> **Problem to work on**: Go through the lines below and copy each one that holds the string "WinINet".

BEGIN Data to examine

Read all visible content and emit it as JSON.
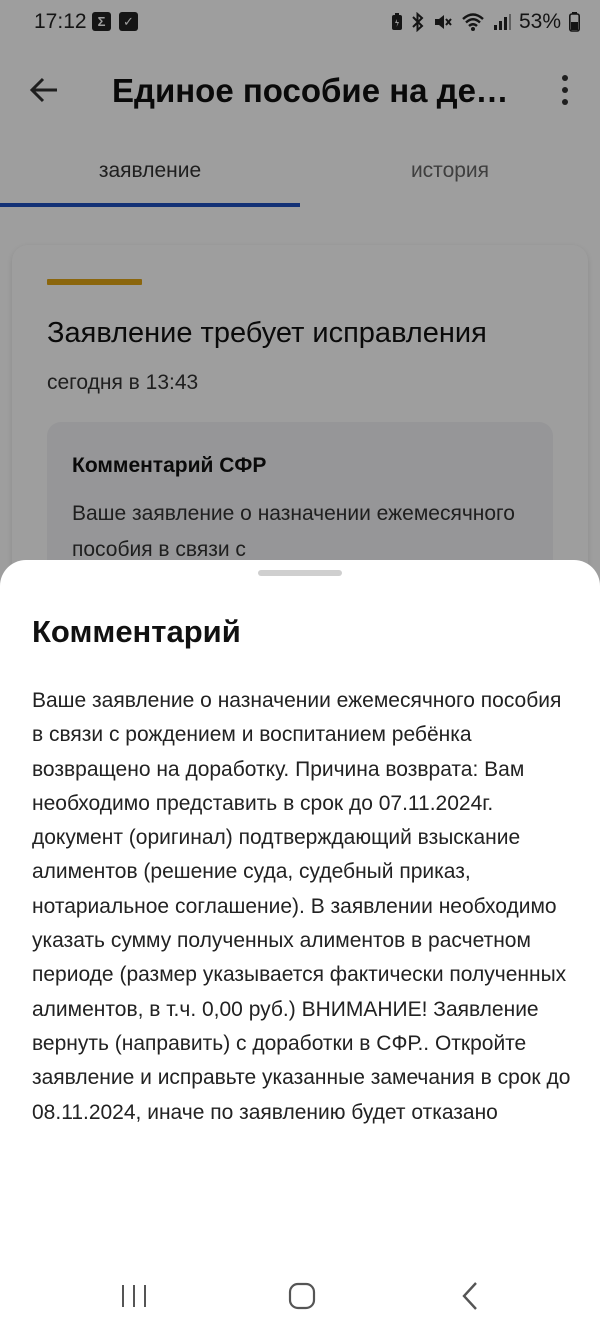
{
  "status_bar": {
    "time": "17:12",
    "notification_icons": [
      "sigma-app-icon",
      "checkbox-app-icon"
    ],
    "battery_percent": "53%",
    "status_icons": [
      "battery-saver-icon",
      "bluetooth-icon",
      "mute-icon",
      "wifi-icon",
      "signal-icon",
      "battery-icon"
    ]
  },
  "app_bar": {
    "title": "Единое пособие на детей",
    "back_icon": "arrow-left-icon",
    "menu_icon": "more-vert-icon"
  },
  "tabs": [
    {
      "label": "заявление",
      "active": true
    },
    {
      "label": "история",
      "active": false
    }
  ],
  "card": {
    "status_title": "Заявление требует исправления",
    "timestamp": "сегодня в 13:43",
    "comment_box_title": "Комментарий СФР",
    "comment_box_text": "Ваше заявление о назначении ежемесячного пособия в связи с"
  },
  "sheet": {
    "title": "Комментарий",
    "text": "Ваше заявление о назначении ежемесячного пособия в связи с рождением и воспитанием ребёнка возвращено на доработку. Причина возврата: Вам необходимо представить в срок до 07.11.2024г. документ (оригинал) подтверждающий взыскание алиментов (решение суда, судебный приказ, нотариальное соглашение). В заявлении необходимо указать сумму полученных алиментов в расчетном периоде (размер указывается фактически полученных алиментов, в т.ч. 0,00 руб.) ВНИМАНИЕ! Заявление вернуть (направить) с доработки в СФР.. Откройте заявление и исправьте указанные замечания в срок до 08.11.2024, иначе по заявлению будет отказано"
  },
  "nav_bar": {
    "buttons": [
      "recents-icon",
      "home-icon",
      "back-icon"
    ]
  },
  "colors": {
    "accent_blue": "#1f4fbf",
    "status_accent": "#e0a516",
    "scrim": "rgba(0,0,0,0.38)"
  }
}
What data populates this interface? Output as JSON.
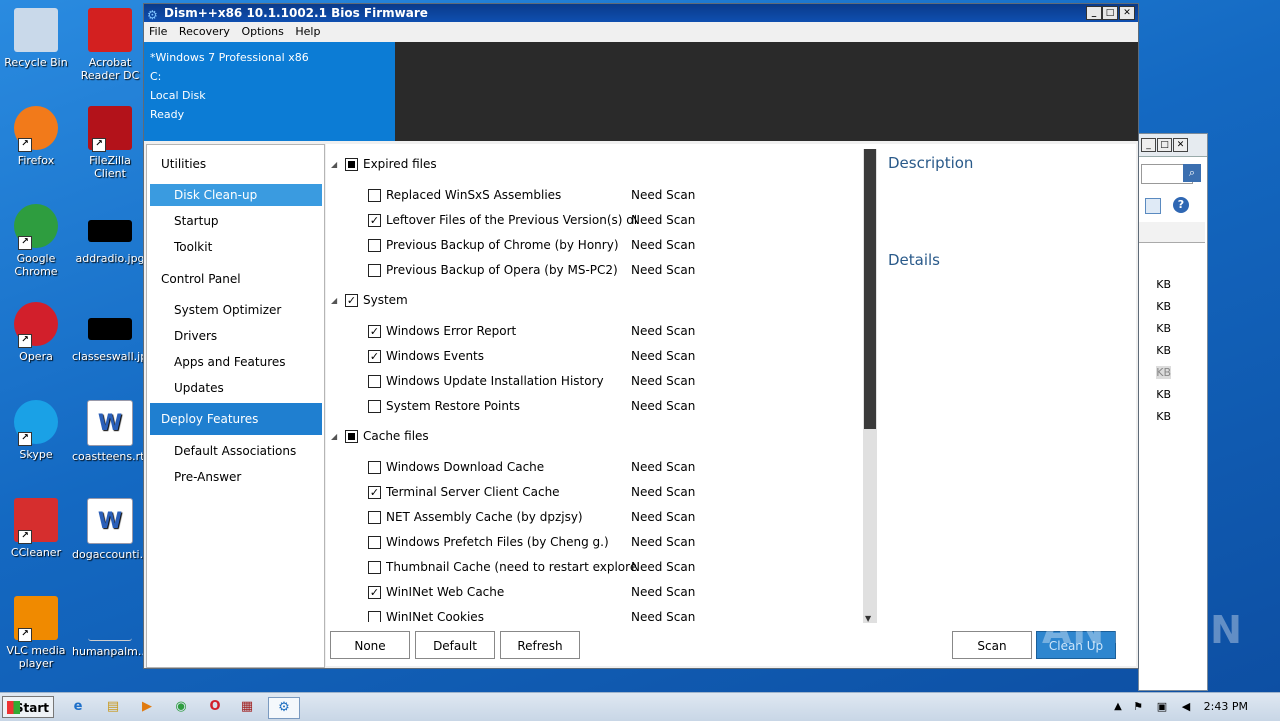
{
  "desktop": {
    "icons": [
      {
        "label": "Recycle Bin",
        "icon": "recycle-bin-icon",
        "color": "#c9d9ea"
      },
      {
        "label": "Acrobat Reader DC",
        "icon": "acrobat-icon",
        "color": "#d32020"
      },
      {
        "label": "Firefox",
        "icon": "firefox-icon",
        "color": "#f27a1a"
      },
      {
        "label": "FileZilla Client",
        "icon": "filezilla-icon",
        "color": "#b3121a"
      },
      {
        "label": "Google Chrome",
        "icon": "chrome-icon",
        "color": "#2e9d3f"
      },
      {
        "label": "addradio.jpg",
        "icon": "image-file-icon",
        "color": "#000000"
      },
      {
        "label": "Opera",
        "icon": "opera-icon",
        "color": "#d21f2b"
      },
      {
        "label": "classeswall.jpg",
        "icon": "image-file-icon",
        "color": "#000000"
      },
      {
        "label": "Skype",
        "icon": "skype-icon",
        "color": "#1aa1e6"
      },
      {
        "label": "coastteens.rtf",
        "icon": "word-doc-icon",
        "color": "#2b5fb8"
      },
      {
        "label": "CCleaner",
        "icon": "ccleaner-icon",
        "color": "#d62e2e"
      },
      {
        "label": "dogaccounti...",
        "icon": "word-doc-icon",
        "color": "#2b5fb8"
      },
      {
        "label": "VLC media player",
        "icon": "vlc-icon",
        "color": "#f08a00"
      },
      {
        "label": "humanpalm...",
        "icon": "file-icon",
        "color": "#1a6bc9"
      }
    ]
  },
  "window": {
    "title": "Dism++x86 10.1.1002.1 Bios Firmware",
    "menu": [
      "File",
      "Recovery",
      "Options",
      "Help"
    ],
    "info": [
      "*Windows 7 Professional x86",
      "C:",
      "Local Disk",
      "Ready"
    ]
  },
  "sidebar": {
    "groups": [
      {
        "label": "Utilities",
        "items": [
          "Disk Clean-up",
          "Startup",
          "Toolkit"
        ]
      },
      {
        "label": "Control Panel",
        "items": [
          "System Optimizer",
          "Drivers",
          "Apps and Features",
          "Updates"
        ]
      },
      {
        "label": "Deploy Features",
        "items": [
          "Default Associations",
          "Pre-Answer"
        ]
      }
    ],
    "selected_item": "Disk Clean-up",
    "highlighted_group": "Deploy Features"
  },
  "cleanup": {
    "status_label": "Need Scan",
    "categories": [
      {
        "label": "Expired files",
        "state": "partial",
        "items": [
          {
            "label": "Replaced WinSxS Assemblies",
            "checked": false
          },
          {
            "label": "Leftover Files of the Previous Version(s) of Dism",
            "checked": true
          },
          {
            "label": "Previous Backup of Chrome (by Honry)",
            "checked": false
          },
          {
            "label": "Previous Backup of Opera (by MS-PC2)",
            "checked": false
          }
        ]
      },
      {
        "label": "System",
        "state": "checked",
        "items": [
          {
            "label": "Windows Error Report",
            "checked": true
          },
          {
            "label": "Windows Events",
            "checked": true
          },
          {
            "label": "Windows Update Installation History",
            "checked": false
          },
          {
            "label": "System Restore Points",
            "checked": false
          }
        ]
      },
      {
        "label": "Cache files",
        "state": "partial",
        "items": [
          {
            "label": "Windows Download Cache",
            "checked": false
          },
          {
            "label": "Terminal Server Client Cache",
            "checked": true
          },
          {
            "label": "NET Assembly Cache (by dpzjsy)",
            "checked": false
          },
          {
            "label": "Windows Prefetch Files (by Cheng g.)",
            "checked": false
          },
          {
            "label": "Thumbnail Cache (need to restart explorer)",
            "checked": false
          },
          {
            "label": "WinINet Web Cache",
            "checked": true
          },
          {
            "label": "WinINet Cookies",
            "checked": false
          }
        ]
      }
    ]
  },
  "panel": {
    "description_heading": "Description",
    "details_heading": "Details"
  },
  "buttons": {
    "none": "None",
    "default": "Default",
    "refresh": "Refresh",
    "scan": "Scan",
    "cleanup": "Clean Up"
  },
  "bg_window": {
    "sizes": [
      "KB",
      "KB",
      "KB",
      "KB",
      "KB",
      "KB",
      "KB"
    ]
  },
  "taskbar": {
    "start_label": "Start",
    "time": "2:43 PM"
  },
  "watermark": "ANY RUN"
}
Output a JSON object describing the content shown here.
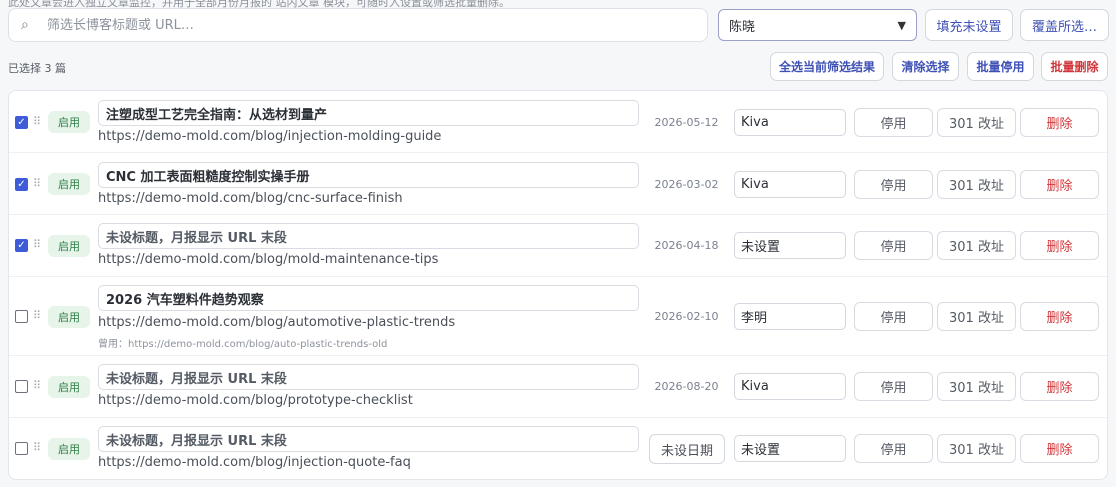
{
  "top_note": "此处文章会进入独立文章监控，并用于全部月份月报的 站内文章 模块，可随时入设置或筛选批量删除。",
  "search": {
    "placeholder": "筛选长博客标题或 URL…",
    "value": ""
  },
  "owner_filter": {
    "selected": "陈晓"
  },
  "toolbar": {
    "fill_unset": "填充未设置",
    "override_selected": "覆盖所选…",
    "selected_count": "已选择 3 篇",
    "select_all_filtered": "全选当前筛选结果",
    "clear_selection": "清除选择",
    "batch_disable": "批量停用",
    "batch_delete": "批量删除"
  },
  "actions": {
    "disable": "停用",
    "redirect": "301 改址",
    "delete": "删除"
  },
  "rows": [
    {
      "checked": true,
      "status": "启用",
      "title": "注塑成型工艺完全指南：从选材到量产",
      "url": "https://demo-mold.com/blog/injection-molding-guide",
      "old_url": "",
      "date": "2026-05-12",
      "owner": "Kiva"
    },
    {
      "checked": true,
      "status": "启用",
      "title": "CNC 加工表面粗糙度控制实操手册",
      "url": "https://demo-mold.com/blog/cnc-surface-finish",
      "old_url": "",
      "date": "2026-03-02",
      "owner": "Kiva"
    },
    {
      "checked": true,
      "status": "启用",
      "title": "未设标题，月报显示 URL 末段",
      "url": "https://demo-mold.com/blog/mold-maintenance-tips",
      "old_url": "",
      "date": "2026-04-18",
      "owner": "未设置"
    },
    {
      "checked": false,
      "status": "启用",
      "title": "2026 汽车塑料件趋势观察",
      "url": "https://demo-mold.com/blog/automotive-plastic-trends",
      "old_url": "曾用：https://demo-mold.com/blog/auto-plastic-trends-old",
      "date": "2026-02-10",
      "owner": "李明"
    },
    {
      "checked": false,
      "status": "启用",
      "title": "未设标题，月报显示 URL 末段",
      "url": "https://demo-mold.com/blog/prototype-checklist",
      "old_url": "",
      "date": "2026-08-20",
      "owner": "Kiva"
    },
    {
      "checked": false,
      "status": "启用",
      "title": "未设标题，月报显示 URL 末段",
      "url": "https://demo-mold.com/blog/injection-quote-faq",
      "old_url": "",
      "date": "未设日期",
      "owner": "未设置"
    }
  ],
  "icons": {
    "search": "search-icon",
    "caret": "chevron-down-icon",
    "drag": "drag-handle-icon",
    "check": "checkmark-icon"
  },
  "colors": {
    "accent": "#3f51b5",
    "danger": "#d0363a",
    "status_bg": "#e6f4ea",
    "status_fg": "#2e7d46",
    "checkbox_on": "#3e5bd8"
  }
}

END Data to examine

> **Answer for the task**:
            "label": "WinINet Web Cache",
            "label": "WinINet Cookies",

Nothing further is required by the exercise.